Start of Block

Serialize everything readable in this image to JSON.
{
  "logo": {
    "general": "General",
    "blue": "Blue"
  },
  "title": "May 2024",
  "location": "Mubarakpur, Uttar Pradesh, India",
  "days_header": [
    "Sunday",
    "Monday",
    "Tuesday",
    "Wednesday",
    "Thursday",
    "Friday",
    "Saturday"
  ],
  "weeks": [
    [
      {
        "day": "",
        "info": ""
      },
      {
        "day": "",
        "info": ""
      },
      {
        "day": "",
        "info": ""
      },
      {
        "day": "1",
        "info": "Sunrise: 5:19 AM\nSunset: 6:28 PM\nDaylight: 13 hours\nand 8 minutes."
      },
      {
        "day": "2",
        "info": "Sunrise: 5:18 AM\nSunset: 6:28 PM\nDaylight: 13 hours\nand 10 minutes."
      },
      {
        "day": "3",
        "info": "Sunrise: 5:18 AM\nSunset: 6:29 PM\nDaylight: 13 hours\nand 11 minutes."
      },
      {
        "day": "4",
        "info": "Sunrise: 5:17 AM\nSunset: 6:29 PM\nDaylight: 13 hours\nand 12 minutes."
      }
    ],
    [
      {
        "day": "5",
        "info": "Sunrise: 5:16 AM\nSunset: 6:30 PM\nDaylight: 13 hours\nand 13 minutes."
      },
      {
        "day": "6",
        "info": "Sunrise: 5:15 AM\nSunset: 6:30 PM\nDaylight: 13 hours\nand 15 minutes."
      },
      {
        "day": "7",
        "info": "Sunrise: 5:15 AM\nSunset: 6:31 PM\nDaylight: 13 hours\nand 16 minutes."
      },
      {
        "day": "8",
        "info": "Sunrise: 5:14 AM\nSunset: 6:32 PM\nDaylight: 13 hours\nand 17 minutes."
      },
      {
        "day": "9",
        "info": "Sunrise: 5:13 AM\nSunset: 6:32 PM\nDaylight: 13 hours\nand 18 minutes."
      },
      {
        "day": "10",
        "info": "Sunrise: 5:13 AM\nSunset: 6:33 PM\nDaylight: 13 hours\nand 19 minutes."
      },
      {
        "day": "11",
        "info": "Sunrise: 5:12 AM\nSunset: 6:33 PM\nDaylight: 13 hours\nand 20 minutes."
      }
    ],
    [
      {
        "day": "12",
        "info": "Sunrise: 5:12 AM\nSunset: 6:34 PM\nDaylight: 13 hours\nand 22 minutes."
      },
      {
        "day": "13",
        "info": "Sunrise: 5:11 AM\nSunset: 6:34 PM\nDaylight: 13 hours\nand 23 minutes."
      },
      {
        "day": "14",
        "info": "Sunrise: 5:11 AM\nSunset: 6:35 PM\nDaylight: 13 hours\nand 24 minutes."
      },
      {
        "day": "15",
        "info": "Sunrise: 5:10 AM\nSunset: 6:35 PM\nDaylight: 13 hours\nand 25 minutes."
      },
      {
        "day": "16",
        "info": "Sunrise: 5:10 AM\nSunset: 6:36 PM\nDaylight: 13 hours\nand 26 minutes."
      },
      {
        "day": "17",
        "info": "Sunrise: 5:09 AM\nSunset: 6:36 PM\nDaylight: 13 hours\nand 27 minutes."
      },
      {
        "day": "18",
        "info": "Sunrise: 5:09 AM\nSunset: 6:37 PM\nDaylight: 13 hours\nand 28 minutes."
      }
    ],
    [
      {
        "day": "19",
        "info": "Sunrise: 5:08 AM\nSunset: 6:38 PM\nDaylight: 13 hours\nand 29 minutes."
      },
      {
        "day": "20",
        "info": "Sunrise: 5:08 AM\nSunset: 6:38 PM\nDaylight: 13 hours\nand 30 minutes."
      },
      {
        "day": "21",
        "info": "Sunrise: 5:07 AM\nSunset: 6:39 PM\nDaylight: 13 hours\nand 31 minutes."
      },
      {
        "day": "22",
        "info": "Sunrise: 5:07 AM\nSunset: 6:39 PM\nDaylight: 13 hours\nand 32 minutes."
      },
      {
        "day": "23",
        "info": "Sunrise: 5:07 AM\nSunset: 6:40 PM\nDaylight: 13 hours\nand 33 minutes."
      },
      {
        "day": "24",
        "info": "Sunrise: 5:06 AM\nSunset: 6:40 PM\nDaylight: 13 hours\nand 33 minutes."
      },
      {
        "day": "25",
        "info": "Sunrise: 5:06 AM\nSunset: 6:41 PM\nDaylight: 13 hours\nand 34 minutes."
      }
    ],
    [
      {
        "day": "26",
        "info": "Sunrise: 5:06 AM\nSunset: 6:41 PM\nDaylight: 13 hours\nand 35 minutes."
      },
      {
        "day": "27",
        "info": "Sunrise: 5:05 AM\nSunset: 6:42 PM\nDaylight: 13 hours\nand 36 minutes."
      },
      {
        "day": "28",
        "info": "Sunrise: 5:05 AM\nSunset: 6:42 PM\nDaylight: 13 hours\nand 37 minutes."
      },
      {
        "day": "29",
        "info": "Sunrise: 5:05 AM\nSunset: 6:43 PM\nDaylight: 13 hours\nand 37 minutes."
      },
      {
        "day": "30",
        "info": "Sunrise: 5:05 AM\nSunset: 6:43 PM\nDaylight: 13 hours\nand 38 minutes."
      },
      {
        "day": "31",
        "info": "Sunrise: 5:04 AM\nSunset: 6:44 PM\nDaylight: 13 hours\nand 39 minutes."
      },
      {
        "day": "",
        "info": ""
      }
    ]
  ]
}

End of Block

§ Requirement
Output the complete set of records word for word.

§ Exercise output
Serialize everything readable in this image to JSON.
{
  "logo": {
    "general": "General",
    "blue": "Blue"
  },
  "title": "May 2024",
  "location": "Mubarakpur, Uttar Pradesh, India",
  "days_header": [
    "Sunday",
    "Monday",
    "Tuesday",
    "Wednesday",
    "Thursday",
    "Friday",
    "Saturday"
  ],
  "weeks": [
    [
      {
        "day": "",
        "info": ""
      },
      {
        "day": "",
        "info": ""
      },
      {
        "day": "",
        "info": ""
      },
      {
        "day": "1",
        "info": "Sunrise: 5:19 AM\nSunset: 6:28 PM\nDaylight: 13 hours\nand 8 minutes."
      },
      {
        "day": "2",
        "info": "Sunrise: 5:18 AM\nSunset: 6:28 PM\nDaylight: 13 hours\nand 10 minutes."
      },
      {
        "day": "3",
        "info": "Sunrise: 5:18 AM\nSunset: 6:29 PM\nDaylight: 13 hours\nand 11 minutes."
      },
      {
        "day": "4",
        "info": "Sunrise: 5:17 AM\nSunset: 6:29 PM\nDaylight: 13 hours\nand 12 minutes."
      }
    ],
    [
      {
        "day": "5",
        "info": "Sunrise: 5:16 AM\nSunset: 6:30 PM\nDaylight: 13 hours\nand 13 minutes."
      },
      {
        "day": "6",
        "info": "Sunrise: 5:15 AM\nSunset: 6:30 PM\nDaylight: 13 hours\nand 15 minutes."
      },
      {
        "day": "7",
        "info": "Sunrise: 5:15 AM\nSunset: 6:31 PM\nDaylight: 13 hours\nand 16 minutes."
      },
      {
        "day": "8",
        "info": "Sunrise: 5:14 AM\nSunset: 6:32 PM\nDaylight: 13 hours\nand 17 minutes."
      },
      {
        "day": "9",
        "info": "Sunrise: 5:13 AM\nSunset: 6:32 PM\nDaylight: 13 hours\nand 18 minutes."
      },
      {
        "day": "10",
        "info": "Sunrise: 5:13 AM\nSunset: 6:33 PM\nDaylight: 13 hours\nand 19 minutes."
      },
      {
        "day": "11",
        "info": "Sunrise: 5:12 AM\nSunset: 6:33 PM\nDaylight: 13 hours\nand 20 minutes."
      }
    ],
    [
      {
        "day": "12",
        "info": "Sunrise: 5:12 AM\nSunset: 6:34 PM\nDaylight: 13 hours\nand 22 minutes."
      },
      {
        "day": "13",
        "info": "Sunrise: 5:11 AM\nSunset: 6:34 PM\nDaylight: 13 hours\nand 23 minutes."
      },
      {
        "day": "14",
        "info": "Sunrise: 5:11 AM\nSunset: 6:35 PM\nDaylight: 13 hours\nand 24 minutes."
      },
      {
        "day": "15",
        "info": "Sunrise: 5:10 AM\nSunset: 6:35 PM\nDaylight: 13 hours\nand 25 minutes."
      },
      {
        "day": "16",
        "info": "Sunrise: 5:10 AM\nSunset: 6:36 PM\nDaylight: 13 hours\nand 26 minutes."
      },
      {
        "day": "17",
        "info": "Sunrise: 5:09 AM\nSunset: 6:36 PM\nDaylight: 13 hours\nand 27 minutes."
      },
      {
        "day": "18",
        "info": "Sunrise: 5:09 AM\nSunset: 6:37 PM\nDaylight: 13 hours\nand 28 minutes."
      }
    ],
    [
      {
        "day": "19",
        "info": "Sunrise: 5:08 AM\nSunset: 6:38 PM\nDaylight: 13 hours\nand 29 minutes."
      },
      {
        "day": "20",
        "info": "Sunrise: 5:08 AM\nSunset: 6:38 PM\nDaylight: 13 hours\nand 30 minutes."
      },
      {
        "day": "21",
        "info": "Sunrise: 5:07 AM\nSunset: 6:39 PM\nDaylight: 13 hours\nand 31 minutes."
      },
      {
        "day": "22",
        "info": "Sunrise: 5:07 AM\nSunset: 6:39 PM\nDaylight: 13 hours\nand 32 minutes."
      },
      {
        "day": "23",
        "info": "Sunrise: 5:07 AM\nSunset: 6:40 PM\nDaylight: 13 hours\nand 33 minutes."
      },
      {
        "day": "24",
        "info": "Sunrise: 5:06 AM\nSunset: 6:40 PM\nDaylight: 13 hours\nand 33 minutes."
      },
      {
        "day": "25",
        "info": "Sunrise: 5:06 AM\nSunset: 6:41 PM\nDaylight: 13 hours\nand 34 minutes."
      }
    ],
    [
      {
        "day": "26",
        "info": "Sunrise: 5:06 AM\nSunset: 6:41 PM\nDaylight: 13 hours\nand 35 minutes."
      },
      {
        "day": "27",
        "info": "Sunrise: 5:05 AM\nSunset: 6:42 PM\nDaylight: 13 hours\nand 36 minutes."
      },
      {
        "day": "28",
        "info": "Sunrise: 5:05 AM\nSunset: 6:42 PM\nDaylight: 13 hours\nand 37 minutes."
      },
      {
        "day": "29",
        "info": "Sunrise: 5:05 AM\nSunset: 6:43 PM\nDaylight: 13 hours\nand 37 minutes."
      },
      {
        "day": "30",
        "info": "Sunrise: 5:05 AM\nSunset: 6:43 PM\nDaylight: 13 hours\nand 38 minutes."
      },
      {
        "day": "31",
        "info": "Sunrise: 5:04 AM\nSunset: 6:44 PM\nDaylight: 13 hours\nand 39 minutes."
      },
      {
        "day": "",
        "info": ""
      }
    ]
  ]
}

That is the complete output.